Task directions: For each line below that contains the word "JSON", return that line.

(Data records for software interfaces)

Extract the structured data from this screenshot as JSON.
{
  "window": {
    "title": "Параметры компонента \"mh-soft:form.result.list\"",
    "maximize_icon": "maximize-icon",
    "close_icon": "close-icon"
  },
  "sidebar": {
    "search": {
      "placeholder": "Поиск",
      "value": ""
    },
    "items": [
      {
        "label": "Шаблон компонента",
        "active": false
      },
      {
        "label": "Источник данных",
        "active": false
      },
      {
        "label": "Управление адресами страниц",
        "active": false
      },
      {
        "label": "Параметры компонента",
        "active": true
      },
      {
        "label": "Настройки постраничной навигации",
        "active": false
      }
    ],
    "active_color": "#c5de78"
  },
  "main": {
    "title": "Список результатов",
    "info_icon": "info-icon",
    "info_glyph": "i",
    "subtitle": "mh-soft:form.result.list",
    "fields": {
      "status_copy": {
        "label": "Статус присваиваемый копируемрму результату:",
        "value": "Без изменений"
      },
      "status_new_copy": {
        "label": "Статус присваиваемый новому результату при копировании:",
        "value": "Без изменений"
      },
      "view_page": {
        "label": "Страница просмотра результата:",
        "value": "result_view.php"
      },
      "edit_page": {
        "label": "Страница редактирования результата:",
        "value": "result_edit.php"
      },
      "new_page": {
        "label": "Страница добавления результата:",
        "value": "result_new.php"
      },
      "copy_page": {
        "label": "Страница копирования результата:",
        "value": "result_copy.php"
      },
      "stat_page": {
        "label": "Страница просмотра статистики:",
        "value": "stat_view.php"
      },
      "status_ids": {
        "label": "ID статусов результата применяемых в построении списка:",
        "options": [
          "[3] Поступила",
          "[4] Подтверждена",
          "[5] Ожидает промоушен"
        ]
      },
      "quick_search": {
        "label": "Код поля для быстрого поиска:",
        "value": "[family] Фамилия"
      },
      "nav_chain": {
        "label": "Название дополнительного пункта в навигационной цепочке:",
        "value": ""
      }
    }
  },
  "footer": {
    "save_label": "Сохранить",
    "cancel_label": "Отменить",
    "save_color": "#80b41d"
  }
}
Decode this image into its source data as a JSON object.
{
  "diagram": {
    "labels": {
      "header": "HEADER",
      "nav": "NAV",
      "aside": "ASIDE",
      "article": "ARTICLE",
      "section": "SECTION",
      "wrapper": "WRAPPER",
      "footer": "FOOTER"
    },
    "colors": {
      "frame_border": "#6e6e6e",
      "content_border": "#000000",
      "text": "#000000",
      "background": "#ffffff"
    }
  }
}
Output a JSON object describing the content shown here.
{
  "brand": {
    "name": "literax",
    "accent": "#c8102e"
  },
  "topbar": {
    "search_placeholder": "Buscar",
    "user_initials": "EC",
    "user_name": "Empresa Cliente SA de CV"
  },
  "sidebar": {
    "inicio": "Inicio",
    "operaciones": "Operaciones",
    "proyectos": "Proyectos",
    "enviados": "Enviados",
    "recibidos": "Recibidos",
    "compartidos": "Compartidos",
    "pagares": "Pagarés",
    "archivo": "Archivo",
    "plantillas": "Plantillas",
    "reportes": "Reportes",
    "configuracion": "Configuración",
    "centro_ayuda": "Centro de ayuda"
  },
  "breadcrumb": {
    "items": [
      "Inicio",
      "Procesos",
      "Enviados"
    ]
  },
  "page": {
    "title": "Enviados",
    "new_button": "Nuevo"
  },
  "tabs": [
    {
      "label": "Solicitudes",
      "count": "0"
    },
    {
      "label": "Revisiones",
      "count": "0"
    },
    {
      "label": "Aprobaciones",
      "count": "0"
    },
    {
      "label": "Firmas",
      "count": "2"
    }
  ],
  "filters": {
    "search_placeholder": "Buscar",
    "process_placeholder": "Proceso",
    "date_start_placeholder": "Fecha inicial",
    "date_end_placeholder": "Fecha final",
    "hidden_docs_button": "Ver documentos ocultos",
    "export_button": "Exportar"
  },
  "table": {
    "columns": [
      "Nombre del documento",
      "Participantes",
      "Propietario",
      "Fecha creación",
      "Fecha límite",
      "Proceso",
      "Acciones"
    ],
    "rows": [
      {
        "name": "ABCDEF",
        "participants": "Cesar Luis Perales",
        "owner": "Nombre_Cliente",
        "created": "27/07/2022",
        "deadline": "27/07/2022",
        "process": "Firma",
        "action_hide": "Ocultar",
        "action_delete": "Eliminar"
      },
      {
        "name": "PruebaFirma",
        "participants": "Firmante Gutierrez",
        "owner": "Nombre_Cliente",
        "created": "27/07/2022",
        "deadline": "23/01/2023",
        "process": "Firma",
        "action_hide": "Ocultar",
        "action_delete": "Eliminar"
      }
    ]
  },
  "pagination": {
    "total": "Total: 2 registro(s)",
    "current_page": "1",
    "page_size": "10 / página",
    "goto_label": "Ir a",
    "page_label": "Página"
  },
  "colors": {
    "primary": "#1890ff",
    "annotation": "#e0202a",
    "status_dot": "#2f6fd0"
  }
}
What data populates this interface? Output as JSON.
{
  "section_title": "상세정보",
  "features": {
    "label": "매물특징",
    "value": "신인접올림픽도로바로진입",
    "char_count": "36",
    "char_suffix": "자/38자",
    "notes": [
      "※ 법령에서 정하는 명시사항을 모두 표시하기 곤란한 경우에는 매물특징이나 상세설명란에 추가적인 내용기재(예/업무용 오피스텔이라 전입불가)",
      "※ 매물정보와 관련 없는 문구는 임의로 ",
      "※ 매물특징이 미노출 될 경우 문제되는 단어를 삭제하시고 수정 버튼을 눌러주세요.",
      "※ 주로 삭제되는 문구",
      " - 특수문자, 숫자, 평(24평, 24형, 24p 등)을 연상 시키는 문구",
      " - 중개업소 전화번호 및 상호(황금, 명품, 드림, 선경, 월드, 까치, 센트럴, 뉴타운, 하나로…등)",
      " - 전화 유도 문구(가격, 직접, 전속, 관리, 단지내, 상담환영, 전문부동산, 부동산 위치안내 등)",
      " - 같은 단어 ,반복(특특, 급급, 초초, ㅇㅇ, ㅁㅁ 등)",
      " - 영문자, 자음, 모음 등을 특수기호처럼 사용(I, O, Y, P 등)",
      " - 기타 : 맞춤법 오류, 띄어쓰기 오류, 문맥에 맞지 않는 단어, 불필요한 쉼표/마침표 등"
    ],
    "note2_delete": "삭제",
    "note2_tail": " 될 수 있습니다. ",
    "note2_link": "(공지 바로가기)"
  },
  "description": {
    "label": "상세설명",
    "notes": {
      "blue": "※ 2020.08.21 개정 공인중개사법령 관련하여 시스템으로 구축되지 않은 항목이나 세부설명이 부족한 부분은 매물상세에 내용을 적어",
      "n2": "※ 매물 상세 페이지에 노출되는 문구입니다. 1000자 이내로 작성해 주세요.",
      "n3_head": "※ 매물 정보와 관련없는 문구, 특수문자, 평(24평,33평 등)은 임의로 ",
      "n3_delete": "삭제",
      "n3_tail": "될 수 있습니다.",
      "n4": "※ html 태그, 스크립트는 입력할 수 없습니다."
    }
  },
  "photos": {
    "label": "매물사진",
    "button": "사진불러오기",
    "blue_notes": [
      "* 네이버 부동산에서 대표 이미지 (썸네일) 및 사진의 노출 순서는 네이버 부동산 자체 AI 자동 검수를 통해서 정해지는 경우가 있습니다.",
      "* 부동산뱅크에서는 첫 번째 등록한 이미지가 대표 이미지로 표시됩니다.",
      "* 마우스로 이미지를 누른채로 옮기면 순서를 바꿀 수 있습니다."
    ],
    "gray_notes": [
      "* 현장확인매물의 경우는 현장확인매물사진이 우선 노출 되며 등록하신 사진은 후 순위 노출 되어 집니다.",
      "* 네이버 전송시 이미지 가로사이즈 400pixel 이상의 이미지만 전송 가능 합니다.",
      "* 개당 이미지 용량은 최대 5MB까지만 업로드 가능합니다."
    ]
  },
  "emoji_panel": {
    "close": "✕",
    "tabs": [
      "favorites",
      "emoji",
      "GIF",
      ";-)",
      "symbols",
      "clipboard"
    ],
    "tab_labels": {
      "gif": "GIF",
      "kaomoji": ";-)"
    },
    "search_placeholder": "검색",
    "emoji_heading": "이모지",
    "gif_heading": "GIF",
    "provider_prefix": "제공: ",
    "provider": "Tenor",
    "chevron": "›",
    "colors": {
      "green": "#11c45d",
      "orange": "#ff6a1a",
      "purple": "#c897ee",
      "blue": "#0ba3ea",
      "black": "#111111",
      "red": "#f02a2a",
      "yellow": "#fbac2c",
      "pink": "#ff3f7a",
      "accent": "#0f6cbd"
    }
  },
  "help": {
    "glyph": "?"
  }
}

Answer:
Extract the structured data from this screenshot as JSON.
Decode this image into its source data as a JSON object.
Output a JSON object describing the content shown here.
What data populates this interface? Output as JSON.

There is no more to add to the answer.